Following his victories in 2015 and 2017, Kenya’s Geoffrey Kamworor will be seeking a third triumph in the senior men’s race in Aarhus.

Only John Ngugi, Paul Tergat and Kenenisa Bekele have won three consecutive titles in the senior men’s race at the World Cross and Kamworor has the opportunity to join that exclusive group.

First, though, he will have to make it through the notoriously competitive Kenyan Trials. And then there's the small matter of beating the rest of the world, such as Ugandan duo Jacob Kiplimo and Joshua Cheptegei.

 

Kenya believe it?

Speaking of Kenya, they will once again be the team to beat in Aarhus.
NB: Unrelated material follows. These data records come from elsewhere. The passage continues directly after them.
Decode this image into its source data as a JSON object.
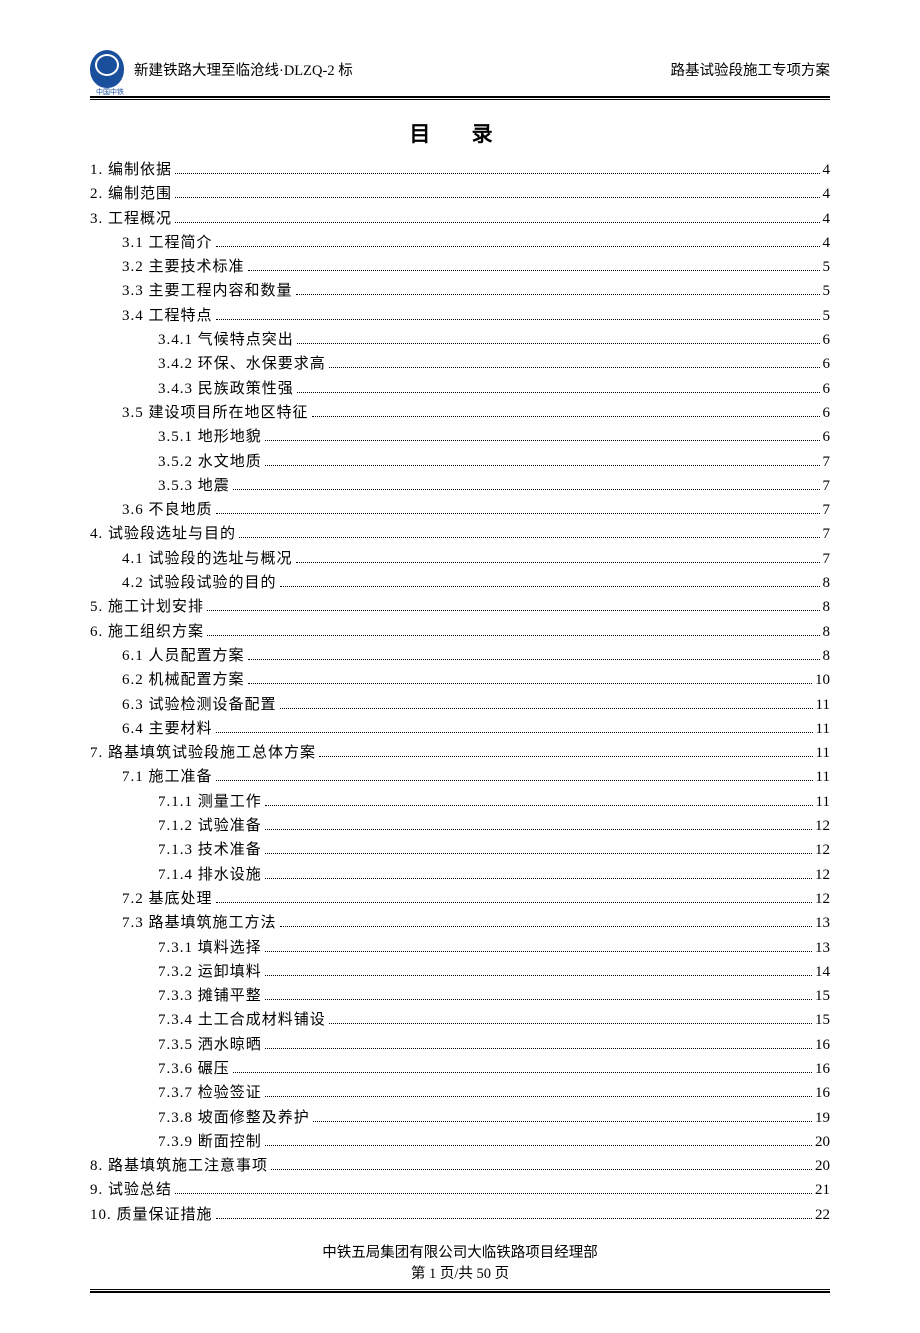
{
  "header": {
    "left": "新建铁路大理至临沧线·DLZQ-2 标",
    "right": "路基试验段施工专项方案",
    "logo_caption": "中国中铁"
  },
  "toc_title": "目 录",
  "toc": [
    {
      "label": "1. 编制依据",
      "page": "4",
      "level": 0
    },
    {
      "label": "2. 编制范围",
      "page": "4",
      "level": 0
    },
    {
      "label": "3. 工程概况",
      "page": "4",
      "level": 0
    },
    {
      "label": "3.1 工程简介",
      "page": "4",
      "level": 1
    },
    {
      "label": "3.2 主要技术标准",
      "page": "5",
      "level": 1
    },
    {
      "label": "3.3 主要工程内容和数量",
      "page": "5",
      "level": 1
    },
    {
      "label": "3.4 工程特点",
      "page": "5",
      "level": 1
    },
    {
      "label": "3.4.1 气候特点突出",
      "page": "6",
      "level": 2
    },
    {
      "label": "3.4.2 环保、水保要求高",
      "page": "6",
      "level": 2
    },
    {
      "label": "3.4.3 民族政策性强",
      "page": "6",
      "level": 2
    },
    {
      "label": "3.5 建设项目所在地区特征",
      "page": "6",
      "level": 1
    },
    {
      "label": "3.5.1 地形地貌",
      "page": "6",
      "level": 2
    },
    {
      "label": "3.5.2 水文地质",
      "page": "7",
      "level": 2
    },
    {
      "label": "3.5.3 地震",
      "page": "7",
      "level": 2
    },
    {
      "label": "3.6 不良地质",
      "page": "7",
      "level": 1
    },
    {
      "label": "4. 试验段选址与目的",
      "page": "7",
      "level": 0
    },
    {
      "label": "4.1 试验段的选址与概况",
      "page": "7",
      "level": 1
    },
    {
      "label": "4.2 试验段试验的目的",
      "page": "8",
      "level": 1
    },
    {
      "label": "5. 施工计划安排",
      "page": "8",
      "level": 0
    },
    {
      "label": "6. 施工组织方案",
      "page": "8",
      "level": 0
    },
    {
      "label": "6.1 人员配置方案",
      "page": "8",
      "level": 1
    },
    {
      "label": "6.2 机械配置方案",
      "page": "10",
      "level": 1
    },
    {
      "label": "6.3 试验检测设备配置",
      "page": "11",
      "level": 1
    },
    {
      "label": "6.4 主要材料",
      "page": "11",
      "level": 1
    },
    {
      "label": "7. 路基填筑试验段施工总体方案",
      "page": "11",
      "level": 0
    },
    {
      "label": "7.1 施工准备",
      "page": "11",
      "level": 1
    },
    {
      "label": "7.1.1 测量工作",
      "page": "11",
      "level": 2
    },
    {
      "label": "7.1.2 试验准备",
      "page": "12",
      "level": 2
    },
    {
      "label": "7.1.3 技术准备",
      "page": "12",
      "level": 2
    },
    {
      "label": "7.1.4 排水设施",
      "page": "12",
      "level": 2
    },
    {
      "label": "7.2 基底处理",
      "page": "12",
      "level": 1
    },
    {
      "label": "7.3 路基填筑施工方法",
      "page": "13",
      "level": 1
    },
    {
      "label": "7.3.1 填料选择",
      "page": "13",
      "level": 2
    },
    {
      "label": "7.3.2 运卸填料",
      "page": "14",
      "level": 2
    },
    {
      "label": "7.3.3 摊铺平整",
      "page": "15",
      "level": 2
    },
    {
      "label": "7.3.4 土工合成材料铺设",
      "page": "15",
      "level": 2
    },
    {
      "label": "7.3.5 洒水晾晒",
      "page": "16",
      "level": 2
    },
    {
      "label": "7.3.6 碾压",
      "page": "16",
      "level": 2
    },
    {
      "label": "7.3.7 检验签证",
      "page": "16",
      "level": 2
    },
    {
      "label": "7.3.8 坡面修整及养护",
      "page": "19",
      "level": 2
    },
    {
      "label": "7.3.9 断面控制",
      "page": "20",
      "level": 2
    },
    {
      "label": "8. 路基填筑施工注意事项",
      "page": "20",
      "level": 0
    },
    {
      "label": "9. 试验总结",
      "page": "21",
      "level": 0
    },
    {
      "label": "10. 质量保证措施",
      "page": "22",
      "level": 0
    }
  ],
  "footer": {
    "org": "中铁五局集团有限公司大临铁路项目经理部",
    "page_info": "第 1 页/共 50 页"
  }
}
Two years ago in Kampala, the East African nation made history by filling the top six places in the senior women’s race.

They are by no means unbeatable, though, as they were beaten to team gold in the three other categories in 2017 and were kept out of the top two spots in both of the U20 races. Ethiopia and Uganda will once again provide stiff opposition in all five races, while the likes of Bahrain, Eritrea, Turkey and the USA can also contend for medals.

 

Relay great

One of the most exciting elements of the 2017 World Cross Country Championships was the introduction of the mixed relay.

Comprising four legs of roughly two kilometres, teams are free to choose any running order they feel will work best.

A Kenyan quartet anchored by steeplechase world record-holder Beatrice Chepkoech ended up winning comfortably in Kampala, but having learned from that experience two years ago, other teams can be expected to put forward stronger teams in Aarhus with more competitive running orders.